RD: Yeah. The story starts with Lamar Hunt who was the founder of the American Football League in the 1960s. So the American Football League—very famous story—was this upstart league that takes on the National Football League, which was the old establishment, the institution based in New York. Lamar Hunt was from Texas—he wants to become an NFL owner, and they don’t let him have a team. So he finds a bunch of billionaires to start a new league, the AFL. One of the things that the AFL had to do was that they had to find market inefficiencies. They had to find ways to be creative.
And, Lamar Hunt—one of the first things he found was that the National Football League historically had not recruited, drafted, or emphasized Black players. There were many reasons, obviously, many of them racist. College football obviously had its own history of racism.

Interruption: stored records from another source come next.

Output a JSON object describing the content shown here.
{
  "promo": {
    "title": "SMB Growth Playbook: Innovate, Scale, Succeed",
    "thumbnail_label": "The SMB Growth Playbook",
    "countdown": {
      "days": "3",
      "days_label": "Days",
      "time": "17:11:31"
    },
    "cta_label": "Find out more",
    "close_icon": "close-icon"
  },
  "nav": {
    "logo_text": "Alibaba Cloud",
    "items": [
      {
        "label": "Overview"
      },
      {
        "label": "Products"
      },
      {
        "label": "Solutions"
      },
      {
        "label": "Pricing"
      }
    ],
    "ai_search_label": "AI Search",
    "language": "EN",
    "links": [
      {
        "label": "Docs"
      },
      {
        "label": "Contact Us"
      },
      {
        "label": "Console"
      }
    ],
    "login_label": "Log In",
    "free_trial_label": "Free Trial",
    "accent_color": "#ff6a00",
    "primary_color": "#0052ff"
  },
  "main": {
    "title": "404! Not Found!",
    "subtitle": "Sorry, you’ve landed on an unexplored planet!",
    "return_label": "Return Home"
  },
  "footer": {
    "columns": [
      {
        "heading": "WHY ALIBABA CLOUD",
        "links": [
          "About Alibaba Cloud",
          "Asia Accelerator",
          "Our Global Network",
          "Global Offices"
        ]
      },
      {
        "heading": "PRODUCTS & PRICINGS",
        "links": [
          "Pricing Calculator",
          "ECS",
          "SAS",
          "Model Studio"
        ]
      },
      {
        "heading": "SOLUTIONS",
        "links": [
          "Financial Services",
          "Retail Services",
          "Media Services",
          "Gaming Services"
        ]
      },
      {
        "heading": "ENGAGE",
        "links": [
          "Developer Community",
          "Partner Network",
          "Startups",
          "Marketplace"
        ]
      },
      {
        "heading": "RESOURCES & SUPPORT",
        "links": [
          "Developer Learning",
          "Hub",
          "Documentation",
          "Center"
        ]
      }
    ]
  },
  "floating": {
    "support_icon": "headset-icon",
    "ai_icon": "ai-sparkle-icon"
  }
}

Most of the players from the major conferences tended to be white, and those were the players that went to the NFL. There was a history of quota systems in the NFL, where teams would only have a certain amount of Black players. And so a lot of talented Black players, especially from the South, found themselves at HBCUs and programs that really got zero media coverage. So Lamar Hunt thought—as they were starting this league—there’s dozens, potentially hundreds, of really talented Black players that were not getting an opportunity to play in the NFL, and this is an untapped market.
Lamar Hunt was the son of a billionaire from Texas, one of the richest families in the country. Ironically, the Hunt family has quite a big history of being big into conservative politics and big conservative donors and big Republicans, especially back at that time, in the ’60s and ’70s. So, you have this established Republican guy in the 1960s but he found that this was the best for business—to go out and find these Black players at Prairie View A&M or Grambling, various places. If you talk to the Chiefs of that time, it’s an interesting story, because I think Lamar Hunt was motivated by business.

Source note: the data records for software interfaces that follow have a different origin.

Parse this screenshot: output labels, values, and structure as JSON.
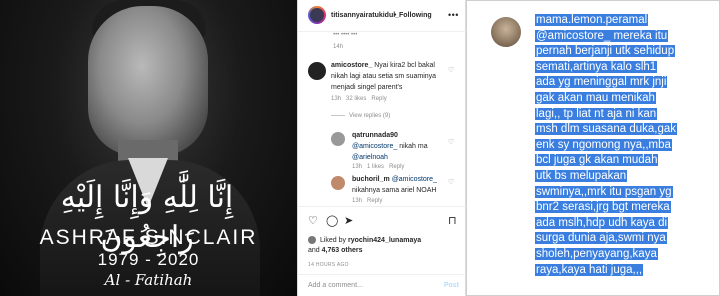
{
  "photo": {
    "arabic": "إِنَّا لِلَّٰهِ وَإِنَّا إِلَيْهِ رَاجِعُونَ",
    "name": "ASHRAF SINCLAIR",
    "years": "1979 - 2020",
    "fatihah": "Al - Fatihah"
  },
  "instagram": {
    "username": "titisannyairatukidul_",
    "follow_label": "Following",
    "more": "•••",
    "prev_text": "••• •••• •••",
    "prev_time": "14h",
    "comments": [
      {
        "user": "amicostore_",
        "text": "Nyai kira2 bcl bakal nikah lagi atau setia sm suaminya menjadi singel parent's",
        "time": "13h",
        "likes": "32 likes",
        "reply": "Reply"
      }
    ],
    "view_replies": "View replies (9)",
    "replies": [
      {
        "user": "qatrunnada90",
        "mention": "@amicostore_",
        "text": "nikah ma",
        "mention2": "@arielnoah",
        "time": "13h",
        "likes": "1 likes",
        "reply": "Reply"
      },
      {
        "user": "buchoril_m",
        "mention": "@amicostore_",
        "text": "nikahnya sama ariel NOAH",
        "time": "13h",
        "likes": "",
        "reply": "Reply"
      }
    ],
    "liked_by": "Liked by",
    "liked_user": "ryochin424_lunamaya",
    "liked_and": "and",
    "liked_count": "4,763 others",
    "post_time": "14 HOURS AGO",
    "comment_placeholder": "Add a comment...",
    "post_label": "Post",
    "icons": [
      "heart-icon",
      "comment-icon",
      "share-icon",
      "bookmark-icon"
    ]
  },
  "right_comment": {
    "lines": [
      "mama.lemon.peramal",
      "@amicostore_ mereka itu",
      "pernah berjanji utk sehidup",
      "semati,artinya kalo slh1",
      "ada yg meninggal mrk jnji",
      "gak akan mau menikah",
      "lagi,, tp liat nt aja ni kan",
      "msh dlm suasana duka,gak",
      "enk sy ngomong nya,,mba",
      "bcl juga gk akan mudah",
      "utk bs melupakan",
      "swminya,,mrk itu psgan yg",
      "bnr2 serasi,jrg bgt mereka",
      "ada mslh,hdp udh kaya di",
      "surga dunia aja,swmi nya",
      "sholeh,penyayang,kaya",
      "raya,kaya hati juga,,,"
    ],
    "highlight_color": "#3a7fe0"
  }
}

But if you talk to the players that they ended up drafting—Willie Lanier, Buck Buchanan, a number of other players. Otis Taylor was a great wide receiver, he came from Prairie View A&M. If you talk to these players they say Lamar Hunt was a very enlightened man. I think Willie Lanier’s quote was that—I’m paraphrasing—Lamar Hunt was the most enlightened white man he’d ever met at the time. So it was an interesting story with a little bit of nuance where a lot of the motivation was financial. There were these market forces that were coming into play that made them want to go out and recruit Black players from Black colleges, but it also made the Chiefs a pioneering team at the time.

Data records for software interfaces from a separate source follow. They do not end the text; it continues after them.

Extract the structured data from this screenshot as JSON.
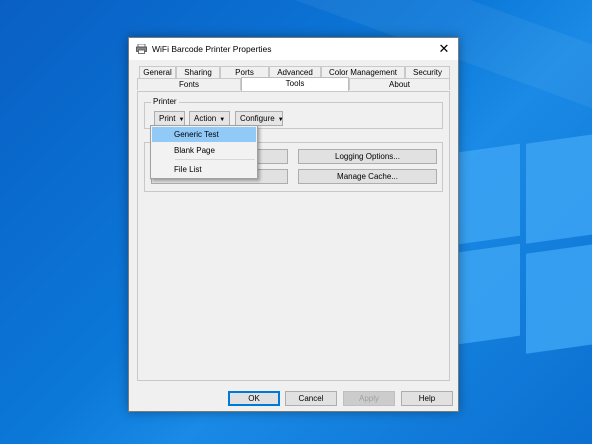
{
  "dialog": {
    "title": "WiFi Barcode Printer Properties",
    "close_glyph": "✕"
  },
  "tabs": {
    "row1": [
      "General",
      "Sharing",
      "Ports",
      "Advanced",
      "Color Management",
      "Security"
    ],
    "row2": [
      "Fonts",
      "Tools",
      "About"
    ],
    "active": "Tools"
  },
  "printer_group": {
    "label": "Printer",
    "print_label": "Print",
    "action_label": "Action",
    "configure_label": "Configure",
    "arrow_glyph": "▼"
  },
  "tools_group": {
    "logging_label": "Logging Options...",
    "cache_label": "Manage Cache..."
  },
  "print_menu": {
    "items": [
      "Generic Test",
      "Blank Page",
      "File List"
    ],
    "highlighted": "Generic Test"
  },
  "footer": {
    "ok": "OK",
    "cancel": "Cancel",
    "apply": "Apply",
    "help": "Help"
  }
}
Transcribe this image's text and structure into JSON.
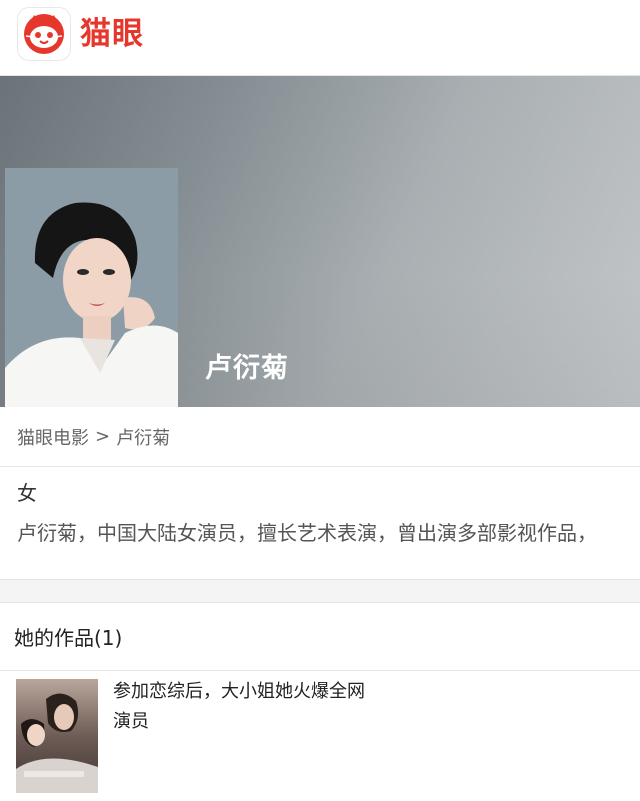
{
  "header": {
    "logo_icon": "cat-logo-icon",
    "brand_name": "猫眼",
    "brand_color": "#e5372b"
  },
  "banner": {
    "actor_name": "卢衍菊"
  },
  "breadcrumb": {
    "root": "猫眼电影",
    "separator": ">",
    "current": "卢衍菊"
  },
  "info": {
    "gender": "女",
    "bio": "卢衍菊，中国大陆女演员，擅长艺术表演，曾出演多部影视作品，"
  },
  "works": {
    "heading": "她的作品(1)",
    "items": [
      {
        "title": "参加恋综后，大小姐她火爆全网",
        "role": "演员"
      }
    ]
  }
}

• Kingdom Quarterback: Patrick Mahomes, the Kansas City Chiefs, and How a Once Swingin’ Cow Town Chased the Ultimate Comeback • Opinion: “The Chiefs proudly broke racial barriers. Kansas City erected them.” by Mark Dent • “How Chiefs QB Patrick Mahomes authored his greatest comeback in Super Bowl LVII,” by Rustin Dodd
• America’s Game: The Epic Story Of How Pro Football Captured A Nation by Michael MacCambridge • Kansas City (as ‘K.C. Loving’) written by Leiber and Stoller, recorded by Little Willie Littlefield (1953) • The history behind J.C. Nichols’ development, restrictive covenants in Kansas City • The King of Kings County by Whitney Terrell • Race, Real Estate, and Uneven Development by Kevin Fox Gotham